• [Problem requirements]: Every line of the following records that includes "this" should be copied.
[Extracted records]
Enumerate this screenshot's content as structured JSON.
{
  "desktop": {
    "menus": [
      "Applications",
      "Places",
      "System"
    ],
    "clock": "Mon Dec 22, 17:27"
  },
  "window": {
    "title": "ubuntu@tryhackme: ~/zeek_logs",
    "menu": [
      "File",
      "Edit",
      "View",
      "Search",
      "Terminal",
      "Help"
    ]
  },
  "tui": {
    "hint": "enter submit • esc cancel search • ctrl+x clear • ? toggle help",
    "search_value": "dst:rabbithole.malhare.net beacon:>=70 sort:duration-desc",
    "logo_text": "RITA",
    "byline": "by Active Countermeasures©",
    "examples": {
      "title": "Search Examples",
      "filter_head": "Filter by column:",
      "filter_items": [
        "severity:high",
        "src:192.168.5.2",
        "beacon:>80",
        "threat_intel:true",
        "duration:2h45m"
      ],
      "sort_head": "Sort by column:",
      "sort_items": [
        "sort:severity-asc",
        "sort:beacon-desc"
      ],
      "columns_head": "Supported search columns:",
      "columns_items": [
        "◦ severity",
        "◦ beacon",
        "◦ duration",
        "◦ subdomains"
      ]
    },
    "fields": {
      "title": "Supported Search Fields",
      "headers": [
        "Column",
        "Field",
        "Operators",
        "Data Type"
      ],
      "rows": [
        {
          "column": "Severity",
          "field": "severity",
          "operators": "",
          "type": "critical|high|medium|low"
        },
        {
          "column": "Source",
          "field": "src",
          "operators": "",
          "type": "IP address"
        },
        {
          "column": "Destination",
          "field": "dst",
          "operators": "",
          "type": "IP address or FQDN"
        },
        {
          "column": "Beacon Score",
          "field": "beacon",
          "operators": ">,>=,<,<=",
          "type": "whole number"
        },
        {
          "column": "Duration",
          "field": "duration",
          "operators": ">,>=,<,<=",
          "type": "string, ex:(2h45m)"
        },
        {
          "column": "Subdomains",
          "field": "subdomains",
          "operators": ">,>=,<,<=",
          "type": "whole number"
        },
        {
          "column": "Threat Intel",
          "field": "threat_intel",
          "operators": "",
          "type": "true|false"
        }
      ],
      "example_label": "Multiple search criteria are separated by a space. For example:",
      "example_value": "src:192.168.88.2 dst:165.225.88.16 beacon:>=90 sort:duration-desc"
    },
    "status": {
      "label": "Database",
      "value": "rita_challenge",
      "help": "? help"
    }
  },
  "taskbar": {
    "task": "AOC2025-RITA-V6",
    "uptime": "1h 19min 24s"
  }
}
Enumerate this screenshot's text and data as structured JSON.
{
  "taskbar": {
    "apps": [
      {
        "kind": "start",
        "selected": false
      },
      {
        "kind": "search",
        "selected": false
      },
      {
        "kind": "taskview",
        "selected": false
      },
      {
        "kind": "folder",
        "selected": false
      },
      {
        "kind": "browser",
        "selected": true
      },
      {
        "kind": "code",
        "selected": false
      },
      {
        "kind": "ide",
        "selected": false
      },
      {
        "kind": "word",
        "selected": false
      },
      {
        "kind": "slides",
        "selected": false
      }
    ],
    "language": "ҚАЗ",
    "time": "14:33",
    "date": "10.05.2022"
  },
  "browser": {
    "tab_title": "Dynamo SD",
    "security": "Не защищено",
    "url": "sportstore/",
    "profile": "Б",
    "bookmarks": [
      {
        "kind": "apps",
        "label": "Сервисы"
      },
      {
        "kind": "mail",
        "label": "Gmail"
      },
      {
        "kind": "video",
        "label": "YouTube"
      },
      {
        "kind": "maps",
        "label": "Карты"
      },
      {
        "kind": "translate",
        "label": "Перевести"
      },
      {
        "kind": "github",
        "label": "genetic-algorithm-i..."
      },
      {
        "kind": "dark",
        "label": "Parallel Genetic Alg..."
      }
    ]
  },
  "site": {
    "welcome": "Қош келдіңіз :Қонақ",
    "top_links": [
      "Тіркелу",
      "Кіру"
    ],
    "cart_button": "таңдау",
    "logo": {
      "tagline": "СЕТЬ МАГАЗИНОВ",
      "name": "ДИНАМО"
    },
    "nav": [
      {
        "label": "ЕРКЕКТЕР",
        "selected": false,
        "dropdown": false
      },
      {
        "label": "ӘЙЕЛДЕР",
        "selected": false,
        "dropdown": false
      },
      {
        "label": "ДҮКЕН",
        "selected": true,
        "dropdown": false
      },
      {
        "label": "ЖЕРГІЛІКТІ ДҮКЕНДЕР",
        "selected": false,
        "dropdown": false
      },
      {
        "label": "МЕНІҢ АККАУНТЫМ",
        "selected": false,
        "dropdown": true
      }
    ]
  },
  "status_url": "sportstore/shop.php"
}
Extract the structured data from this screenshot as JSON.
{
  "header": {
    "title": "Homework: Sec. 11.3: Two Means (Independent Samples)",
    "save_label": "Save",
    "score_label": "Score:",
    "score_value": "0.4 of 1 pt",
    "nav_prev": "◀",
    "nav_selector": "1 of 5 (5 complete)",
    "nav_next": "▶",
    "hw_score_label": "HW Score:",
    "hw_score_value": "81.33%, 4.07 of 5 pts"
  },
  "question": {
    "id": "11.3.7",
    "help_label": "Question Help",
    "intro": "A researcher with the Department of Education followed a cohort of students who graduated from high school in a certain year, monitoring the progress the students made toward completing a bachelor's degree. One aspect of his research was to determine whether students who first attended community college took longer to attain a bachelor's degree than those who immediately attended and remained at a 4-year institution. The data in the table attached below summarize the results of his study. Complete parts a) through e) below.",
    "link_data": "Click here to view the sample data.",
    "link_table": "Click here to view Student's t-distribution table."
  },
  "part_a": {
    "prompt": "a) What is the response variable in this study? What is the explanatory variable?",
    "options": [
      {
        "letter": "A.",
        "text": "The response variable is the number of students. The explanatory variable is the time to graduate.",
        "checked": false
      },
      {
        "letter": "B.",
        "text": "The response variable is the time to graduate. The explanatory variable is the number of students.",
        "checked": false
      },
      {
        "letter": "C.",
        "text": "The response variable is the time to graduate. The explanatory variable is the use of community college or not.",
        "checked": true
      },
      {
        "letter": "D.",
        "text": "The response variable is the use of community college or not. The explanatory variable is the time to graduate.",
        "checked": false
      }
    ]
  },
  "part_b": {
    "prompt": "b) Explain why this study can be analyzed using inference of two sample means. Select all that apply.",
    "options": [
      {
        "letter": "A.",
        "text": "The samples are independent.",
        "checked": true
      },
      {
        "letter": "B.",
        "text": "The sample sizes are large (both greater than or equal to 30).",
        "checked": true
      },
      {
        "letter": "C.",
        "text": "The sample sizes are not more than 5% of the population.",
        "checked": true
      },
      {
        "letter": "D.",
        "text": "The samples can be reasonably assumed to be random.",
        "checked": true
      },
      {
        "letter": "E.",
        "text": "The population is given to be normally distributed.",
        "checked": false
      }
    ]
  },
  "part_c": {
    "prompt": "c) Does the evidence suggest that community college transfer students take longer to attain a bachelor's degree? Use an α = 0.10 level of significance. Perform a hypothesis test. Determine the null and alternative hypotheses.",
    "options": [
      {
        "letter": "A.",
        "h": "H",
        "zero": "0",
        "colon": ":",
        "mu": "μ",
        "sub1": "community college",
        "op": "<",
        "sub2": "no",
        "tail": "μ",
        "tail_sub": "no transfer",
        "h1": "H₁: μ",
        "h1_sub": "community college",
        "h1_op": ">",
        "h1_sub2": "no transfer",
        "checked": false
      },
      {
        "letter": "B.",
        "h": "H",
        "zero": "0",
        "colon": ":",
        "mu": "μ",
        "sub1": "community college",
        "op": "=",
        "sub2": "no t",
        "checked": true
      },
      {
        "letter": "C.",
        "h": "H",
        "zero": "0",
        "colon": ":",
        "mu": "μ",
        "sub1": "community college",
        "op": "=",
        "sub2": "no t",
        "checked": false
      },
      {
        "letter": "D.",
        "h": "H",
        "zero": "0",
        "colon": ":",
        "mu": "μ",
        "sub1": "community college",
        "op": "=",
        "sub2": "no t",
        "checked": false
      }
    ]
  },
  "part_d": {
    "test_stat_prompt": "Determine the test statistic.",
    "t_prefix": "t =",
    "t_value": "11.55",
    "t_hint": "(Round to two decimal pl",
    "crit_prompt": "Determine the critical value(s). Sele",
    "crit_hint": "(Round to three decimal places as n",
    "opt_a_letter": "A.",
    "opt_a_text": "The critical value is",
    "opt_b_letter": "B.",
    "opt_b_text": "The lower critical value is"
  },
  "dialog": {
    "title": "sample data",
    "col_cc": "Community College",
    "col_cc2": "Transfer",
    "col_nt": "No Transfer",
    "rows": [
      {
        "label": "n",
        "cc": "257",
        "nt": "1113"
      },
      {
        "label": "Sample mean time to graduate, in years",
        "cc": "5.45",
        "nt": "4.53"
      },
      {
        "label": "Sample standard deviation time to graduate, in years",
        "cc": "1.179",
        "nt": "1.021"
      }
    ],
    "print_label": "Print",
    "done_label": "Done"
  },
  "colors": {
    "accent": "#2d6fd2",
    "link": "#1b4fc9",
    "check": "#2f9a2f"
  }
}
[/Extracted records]
• [The answer]:
Enumerate this screenshot's content as structured JSON.
Enumerate this screenshot's text and data as structured JSON.
Extract the structured data from this screenshot as JSON.
    "prompt": "a) What is the response variable in this study? What is the explanatory variable?",
    "prompt": "b) Explain why this study can be analyzed using inference of two sample means. Select all that apply.",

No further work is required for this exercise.